Instead we had to admit defeat and resort to coffee instead. A quick tour of the restaurant from Mike, along with his chat about his plans for The Butcher’s Social (he’s not done folks – nowhere near), and before we knew it we’d been there for a good three hours. It’s that kind of place. You can imagine spending a whole summer’s day in the garden, dining on fish and burrata, or cosying up for a decadent dinner on a spring evening, or indeed settling in for a winter warmer when it’s bitter outside but oh-so-sweet in every way indoors.
I know I’m raving and I don’t care. These days there seems to be such a hard, defined line between casual dining and more formal fine dining that you find yourself constantly having to choose between the two. Here, you really do feel like you can do both and it doesn’t jar at all. It’s not often in the same meal that you can seamlessly switch from tearing chicken wings apart like an extra on Vikings to tucking into a complex fish dish that hits the spot on more levels that a kid’s Saturday night on an Xbox. But here you can, and you’ll enjoy every second of it.
I was originally invited to The Butcher’s Social on a Friday or Saturday night to see the restaurant in full weekend flow but I’m kind of glad I’ve also been able to see it in its other natural habitat, having effortlessly switched from trendy Birmingham to high-end Henley and somehow transformed itself from a pop-up to a prize venue without losing its heart and soul.
That said, one visit has me a bit hooked so I don’t think it’ll be long before we’re back for a weekend dinner.
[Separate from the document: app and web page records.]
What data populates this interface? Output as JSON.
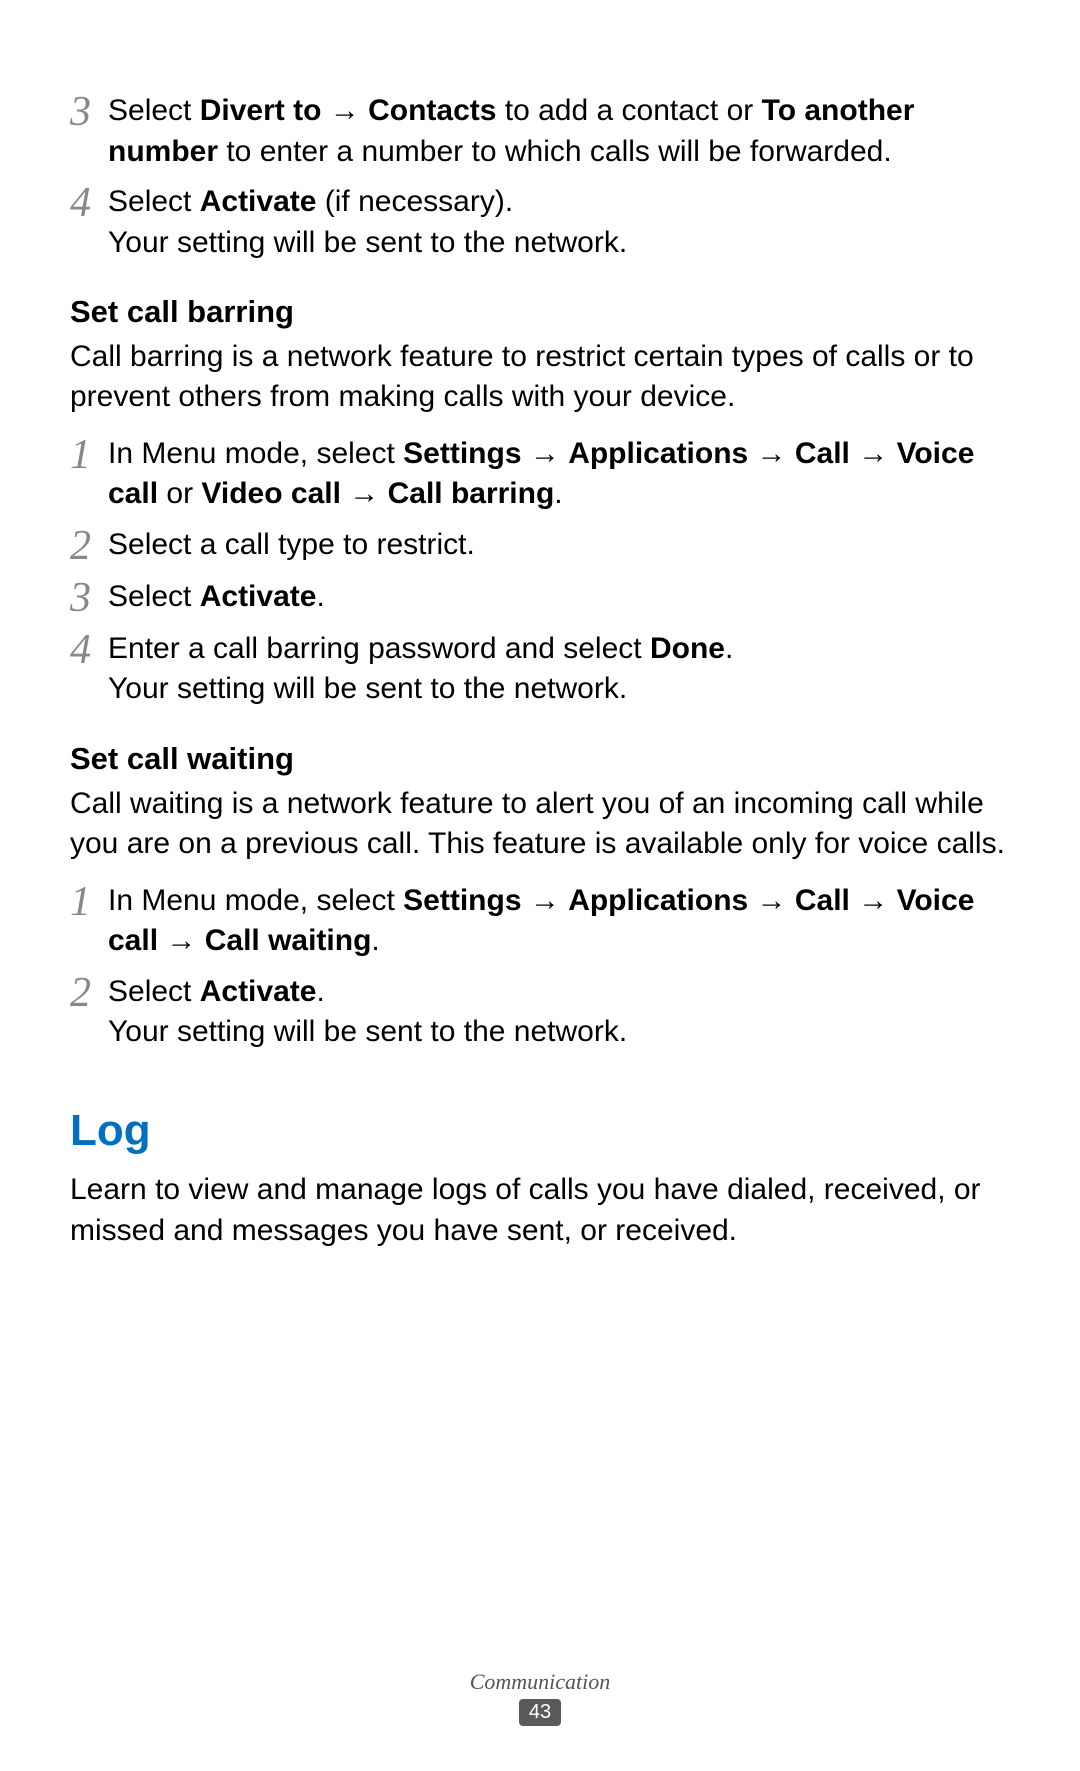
{
  "steps_top": [
    {
      "num": "3",
      "parts": [
        {
          "t": "Select ",
          "b": false
        },
        {
          "t": "Divert to",
          "b": true
        },
        {
          "t": " → ",
          "b": false
        },
        {
          "t": "Contacts",
          "b": true
        },
        {
          "t": " to add a contact or ",
          "b": false
        },
        {
          "t": "To another number",
          "b": true
        },
        {
          "t": " to enter a number to which calls will be forwarded.",
          "b": false
        }
      ]
    },
    {
      "num": "4",
      "parts": [
        {
          "t": "Select ",
          "b": false
        },
        {
          "t": "Activate",
          "b": true
        },
        {
          "t": " (if necessary).",
          "b": false
        }
      ],
      "extra": "Your setting will be sent to the network."
    }
  ],
  "barring": {
    "heading": "Set call barring",
    "desc": "Call barring is a network feature to restrict certain types of calls or to prevent others from making calls with your device.",
    "steps": [
      {
        "num": "1",
        "parts": [
          {
            "t": "In Menu mode, select ",
            "b": false
          },
          {
            "t": "Settings",
            "b": true
          },
          {
            "t": " → ",
            "b": false
          },
          {
            "t": "Applications",
            "b": true
          },
          {
            "t": " → ",
            "b": false
          },
          {
            "t": "Call",
            "b": true
          },
          {
            "t": " → ",
            "b": false
          },
          {
            "t": "Voice call",
            "b": true
          },
          {
            "t": " or ",
            "b": false
          },
          {
            "t": "Video call",
            "b": true
          },
          {
            "t": " → ",
            "b": false
          },
          {
            "t": "Call barring",
            "b": true
          },
          {
            "t": ".",
            "b": false
          }
        ]
      },
      {
        "num": "2",
        "parts": [
          {
            "t": "Select a call type to restrict.",
            "b": false
          }
        ]
      },
      {
        "num": "3",
        "parts": [
          {
            "t": "Select ",
            "b": false
          },
          {
            "t": "Activate",
            "b": true
          },
          {
            "t": ".",
            "b": false
          }
        ]
      },
      {
        "num": "4",
        "parts": [
          {
            "t": "Enter a call barring password and select ",
            "b": false
          },
          {
            "t": "Done",
            "b": true
          },
          {
            "t": ".",
            "b": false
          }
        ],
        "extra": "Your setting will be sent to the network."
      }
    ]
  },
  "waiting": {
    "heading": "Set call waiting",
    "desc": "Call waiting is a network feature to alert you of an incoming call while you are on a previous call. This feature is available only for voice calls.",
    "steps": [
      {
        "num": "1",
        "parts": [
          {
            "t": "In Menu mode, select ",
            "b": false
          },
          {
            "t": "Settings",
            "b": true
          },
          {
            "t": " → ",
            "b": false
          },
          {
            "t": "Applications",
            "b": true
          },
          {
            "t": " → ",
            "b": false
          },
          {
            "t": "Call",
            "b": true
          },
          {
            "t": " → ",
            "b": false
          },
          {
            "t": "Voice call",
            "b": true
          },
          {
            "t": " → ",
            "b": false
          },
          {
            "t": "Call waiting",
            "b": true
          },
          {
            "t": ".",
            "b": false
          }
        ]
      },
      {
        "num": "2",
        "parts": [
          {
            "t": "Select ",
            "b": false
          },
          {
            "t": "Activate",
            "b": true
          },
          {
            "t": ".",
            "b": false
          }
        ],
        "extra": "Your setting will be sent to the network."
      }
    ]
  },
  "log": {
    "heading": "Log",
    "desc": "Learn to view and manage logs of calls you have dialed, received, or missed and messages you have sent, or received."
  },
  "footer": {
    "section": "Communication",
    "page": "43"
  }
}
And then again to check out all the great stuff Mike has planned. Often the key to a good place is its ability to evolve with the times. To grow and change, yet somehow keep the key elements that made it so good in the first place. For a place to go from a pop-up to a full-bore restaurant, to completely shift geography and clientele, and still make it work, it’s clear they’re doing something right. And it ain’t just the chicken wings.
I was invited to dine at The Butcher’s Social. Our meals were complimentary but we paid for our wine. A big thanks to Mike for taking the time to chat to us 🙂